This Sim City Is Exploring the Future of Auto Transport

October 20, 2014
Though fully functional self-driving vehicles are considered another 10 years or so away from commercial viability, industry leaders are already preparing for what will surely revolutionize transportation as we know it, investing millions into research and development.

Leaders from the private and public sector are collaborating to innovate fully integrated vehicles, infrastructure, infotainment systems and mobile applications. A common interest in developing autonomous transportation has brought together major automakers — including Ford, General Motors and Toyota — as well as technology innovators such as Bosch, Econolite, Verizon and Xerox in a unique partnership with the University of Michigan’s Mobility Transformation Center.

The center has created a simulated urban environment built out with buildings, tunnels and bridges. The five-mile testing facility, located on 32 acres of U-M’s North Campus Research Complex in Ann Arbor, has some 30 intersections and a variety of lane configurations and road surfaces.

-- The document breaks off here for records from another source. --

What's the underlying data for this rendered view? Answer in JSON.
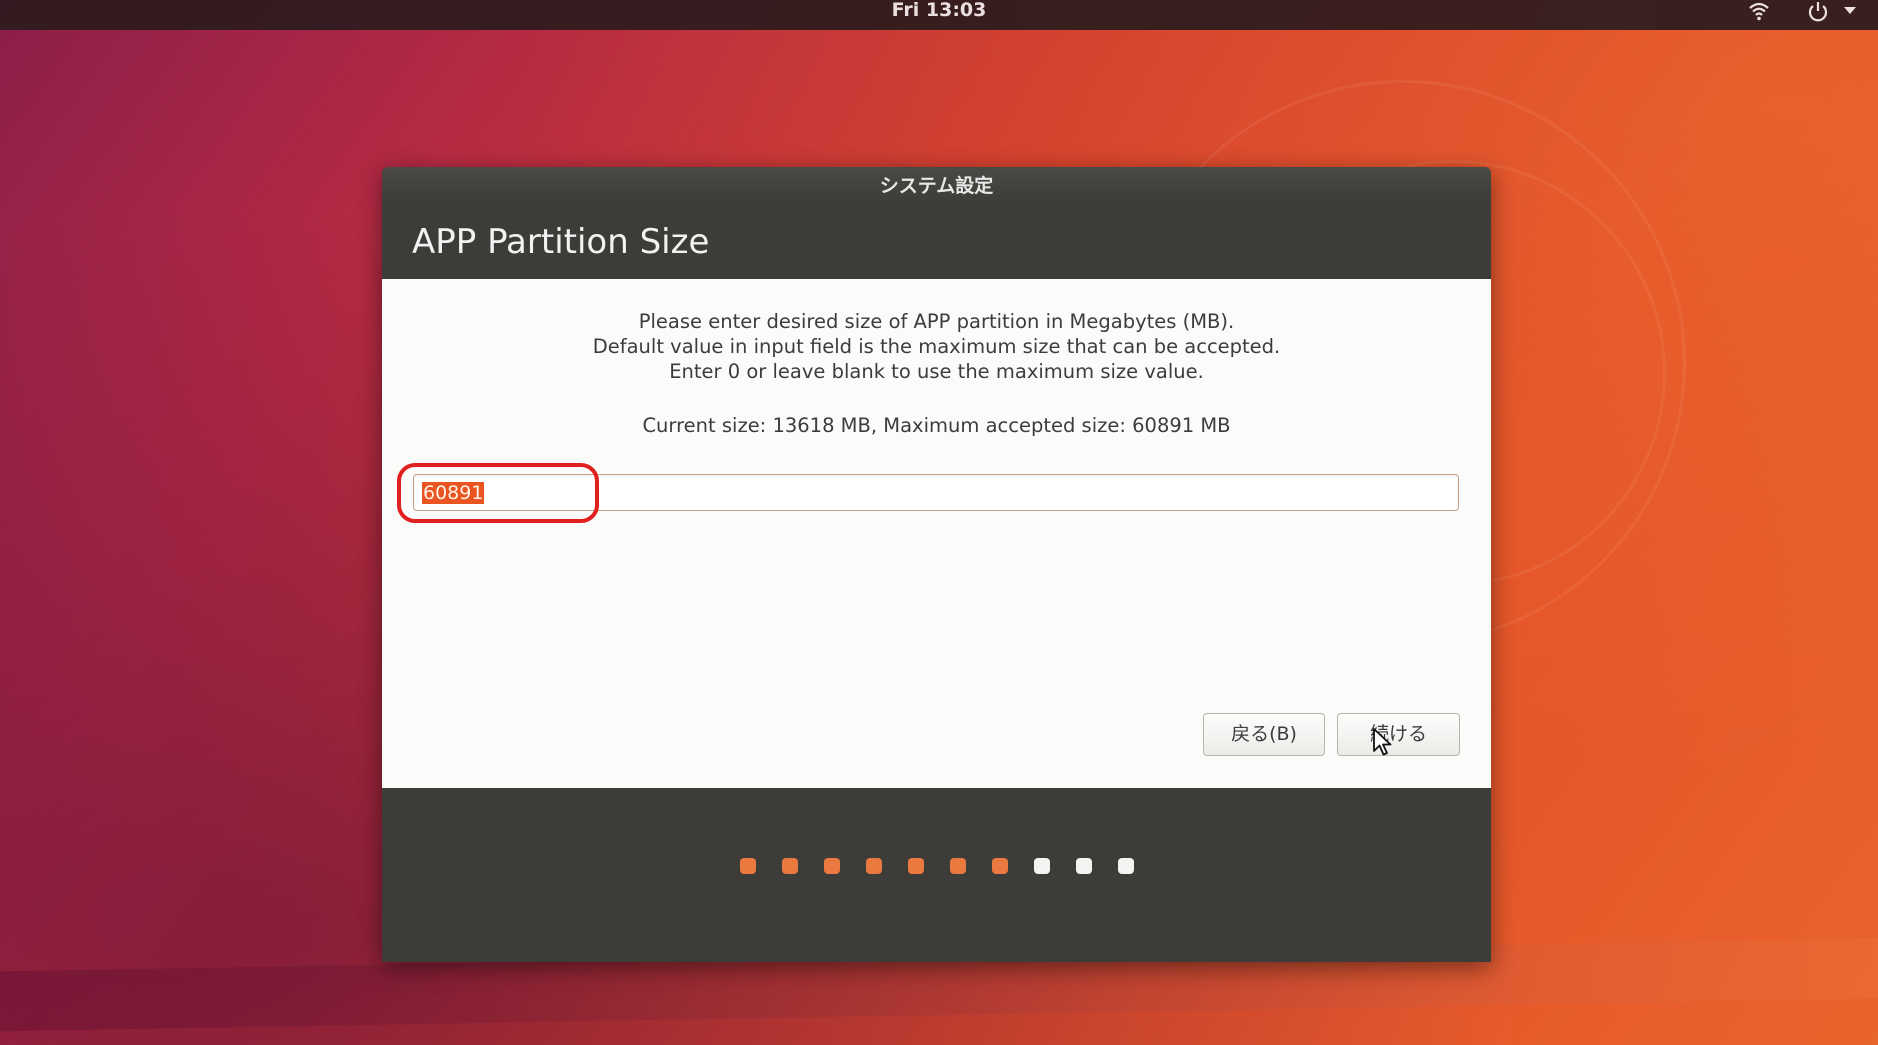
{
  "topbar": {
    "clock": "Fri 13:03",
    "icons": [
      "wifi-icon",
      "power-icon",
      "menu-arrow-icon"
    ]
  },
  "dialog": {
    "window_title": "システム設定",
    "header_title": "APP Partition Size",
    "instructions": [
      "Please enter desired size of APP partition in Megabytes (MB).",
      "Default value in input field is the maximum size that can be accepted.",
      "Enter 0 or leave blank to use the maximum size value."
    ],
    "size_info": "Current size: 13618 MB, Maximum accepted size: 60891 MB",
    "input": {
      "value": "60891",
      "selected": true
    },
    "buttons": {
      "back_label": "戻る(B)",
      "continue_label": "続ける"
    },
    "progress": {
      "total_steps": 10,
      "completed_steps": 7
    }
  },
  "colors": {
    "accent": "#e95420",
    "dialog_dark": "#3d3c38",
    "dot_done": "#e9793f",
    "dot_todo": "#f4f4f2",
    "annotation_circle": "#e01f1f"
  }
}
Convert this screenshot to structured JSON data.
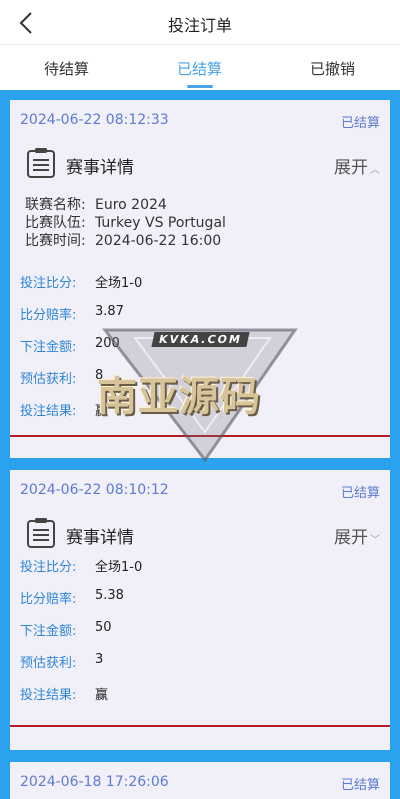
{
  "header": {
    "title": "投注订单"
  },
  "tabs": [
    {
      "label": "待结算"
    },
    {
      "label": "已结算"
    },
    {
      "label": "已撤销"
    }
  ],
  "orders": [
    {
      "time": "2024-06-22 08:12:33",
      "status": "已结算",
      "detail_title": "赛事详情",
      "expand_label": "展开",
      "match": {
        "league_label": "联赛名称:",
        "league": "Euro 2024",
        "teams_label": "比赛队伍:",
        "teams": "Turkey VS Portugal",
        "time_label": "比赛时间:",
        "time": "2024-06-22 16:00"
      },
      "rows": [
        {
          "label": "投注比分:",
          "value": "全场1-0"
        },
        {
          "label": "比分赔率:",
          "value": "3.87"
        },
        {
          "label": "下注金额:",
          "value": "200"
        },
        {
          "label": "预估获利:",
          "value": "8"
        },
        {
          "label": "投注结果:",
          "value": "赢"
        }
      ]
    },
    {
      "time": "2024-06-22 08:10:12",
      "status": "已结算",
      "detail_title": "赛事详情",
      "expand_label": "展开",
      "rows": [
        {
          "label": "投注比分:",
          "value": "全场1-0"
        },
        {
          "label": "比分赔率:",
          "value": "5.38"
        },
        {
          "label": "下注金额:",
          "value": "50"
        },
        {
          "label": "预估获利:",
          "value": "3"
        },
        {
          "label": "投注结果:",
          "value": "赢"
        }
      ]
    },
    {
      "time": "2024-06-18 17:26:06",
      "status": "已结算"
    }
  ],
  "watermark": {
    "top_text": "KVKA.COM",
    "main_text": "南亚源码"
  },
  "colors": {
    "accent": "#4aa3e8",
    "list_bg": "#2ba2ee",
    "card_bg": "#f1eff8",
    "label_blue": "#2f86d6",
    "divider_red": "#b21c22"
  }
}
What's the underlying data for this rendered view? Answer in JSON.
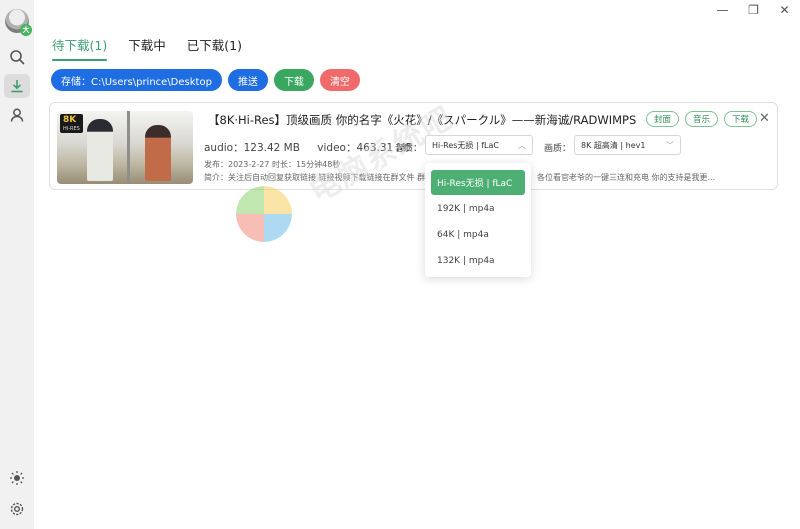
{
  "window_controls": {
    "minimize": "—",
    "restore": "❐",
    "close": "✕"
  },
  "sidebar": {
    "avatar_badge": "大",
    "items": [
      "search",
      "download",
      "user"
    ],
    "bottom": [
      "theme",
      "settings"
    ]
  },
  "tabs": [
    {
      "label": "待下载(1)",
      "active": true
    },
    {
      "label": "下载中",
      "active": false
    },
    {
      "label": "已下载(1)",
      "active": false
    }
  ],
  "toolbar": {
    "storage_label": "存储：C:\\Users\\prince\\Desktop",
    "push_label": "推送",
    "download_label": "下载",
    "clear_label": "清空"
  },
  "item": {
    "thumb_badge": "8K",
    "thumb_badge_sub": "HI-RES",
    "title": "【8K·Hi-Res】顶级画质 你的名字《火花》/《スパークル》——新海诚/RADWIMPS",
    "tags": [
      "封面",
      "音乐",
      "下载"
    ],
    "audio_size": "audio：123.42 MB",
    "video_size": "video：463.31 MB",
    "audio_quality_label": "音质：",
    "audio_quality_value": "Hi-Res无损 | fLaC",
    "video_quality_label": "画质：",
    "video_quality_value": "8K 超高清 | hev1",
    "publish": "发布：2023-2-27 时长：15分钟48秒",
    "intro_left": "简介：关注后自动回复获取链接 链接视频下载链接在群文件 群",
    "intro_right": "各位看官老爷的一键三连和充电 你的支持是我更..."
  },
  "audio_dropdown": {
    "options": [
      "Hi-Res无损 | fLaC",
      "192K | mp4a",
      "64K | mp4a",
      "132K | mp4a"
    ],
    "selected": "Hi-Res无损 | fLaC"
  },
  "watermark": {
    "text": "电脑系统吧",
    "url": "www.dnxtc.com"
  },
  "colors": {
    "accent_green": "#3e9e72",
    "blue": "#1e6de3",
    "green": "#3aa760",
    "red": "#ef6b6b"
  }
}
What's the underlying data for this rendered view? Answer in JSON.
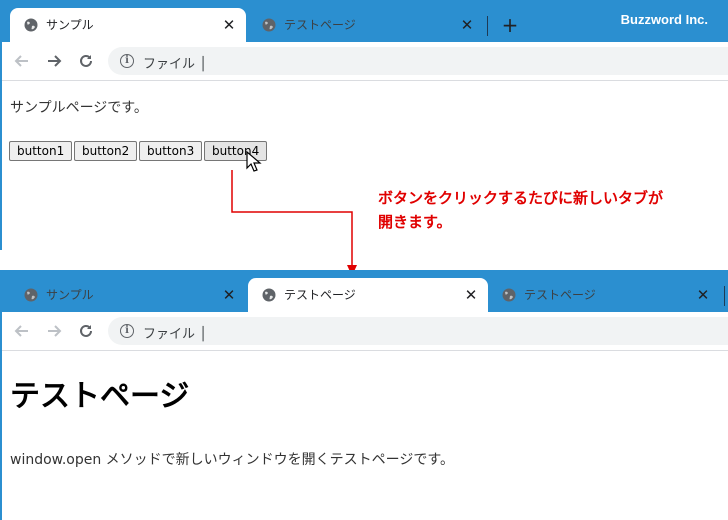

While the facility is slated to be up and running by the spring, the ultimate plan is to install “smart” infrastructure for 20,000 connected vehicles across southeastern Michigan by 2021.

“We are on the threshold of a transformation in mobility that the world hasn’t seen since the introduction of the automobile a century ago,” says Peter Sweatman, director of University of Michigan’s Transportation Research Institute.

The environment, designed and built in cooperation with Michigan Department of Transportation, features a range of different conditions drivers and pedestrians might encounter in their day-to-day lives.

“What were trying to do is anticipate the most demanding conditions for vehicles relying on sensors and conditions to accelerate the development of these connected, automated systems,” Sweatman told Ideas Lab.

Each industry partner is contributing $1 million over the course of the three years toward the $6.4 million cost of the program, which is being co-funded by the university’s College of Engineering, Office of Research and Office of the Provost.

“Our goal is nothing less than a revolution in how people and goods move worldwide,” says David Amoriell, the chief operating officer, government and transportation sector, at Xerox.

Ken Mihalyov, chief innovation officer of Xerox’s government and transportation sector, says the collaboration is unique because “it connects us with some people we might not normally engage with.”

Xerox is bringing its expertise in transactional and data management with its EZ-Pass program. In return, the company hopes to improve its understanding of how vehicles communicate data with parking infrastructure and mobile applications, he says.

“We see these as opportunities to validate our systems and get the feedback of credible organizations,” Mihalyov told Ideas Lab.

Econolite will deploy a range of intelligent transportation systems technologies at intersections around the test facility, including radar and video vehicle detection and intersection controllers that use connected vehicles as sources of data.

While some automakers are ahead of the curve by offering vehicles with aspects of vehicle-to-vehicle (V2V), technology, it will probably take another five years at least for the deployment of vehicle-to-infrastructure (V2X), says Persephone Oliver, vice president of marketing at Econolite Group.

“In the end, we hope to see the partnerships grow so that together, we can take the technology to the broader market so that transportation agencies worldwide can benefit from the findings of this consortium,“ she says.

Connected vehicles are touted for their safety benefits. Transportation Secretary Anthony Foxx has estimated that connecting all of the nation’s vehicles could reduce non-alcohol-related traffic accidents by as much as 80 percent, preventing roughly 5.1 million accidents a year and saving 18,000 lives.

Whether traffic accidents will be reduced this drastically remains to be seen. Either way, the widespread use of autonomous vehicles is coming: IHS Automotive estimates that there will be an estimated 54 million self-driving cars in use globally by 2035. Nearly all cars on the roads will be autonomous by 2050, the research group predicts.

At this point, the industry partners of have a three-year commitment to the project, but the Mobility Transformation Center will be used for connected vehicle R&D for at least the next eight years.

“We see the convergence between connectivity and various types of automation to be transformational,” Sweatman said. ”We want to be influential in developing safe and effective standards for driverless vehicles, and there’s a lot of work to be done there.”

Top image: Courtesy of the University of Michigan’s Mobility Transformation Center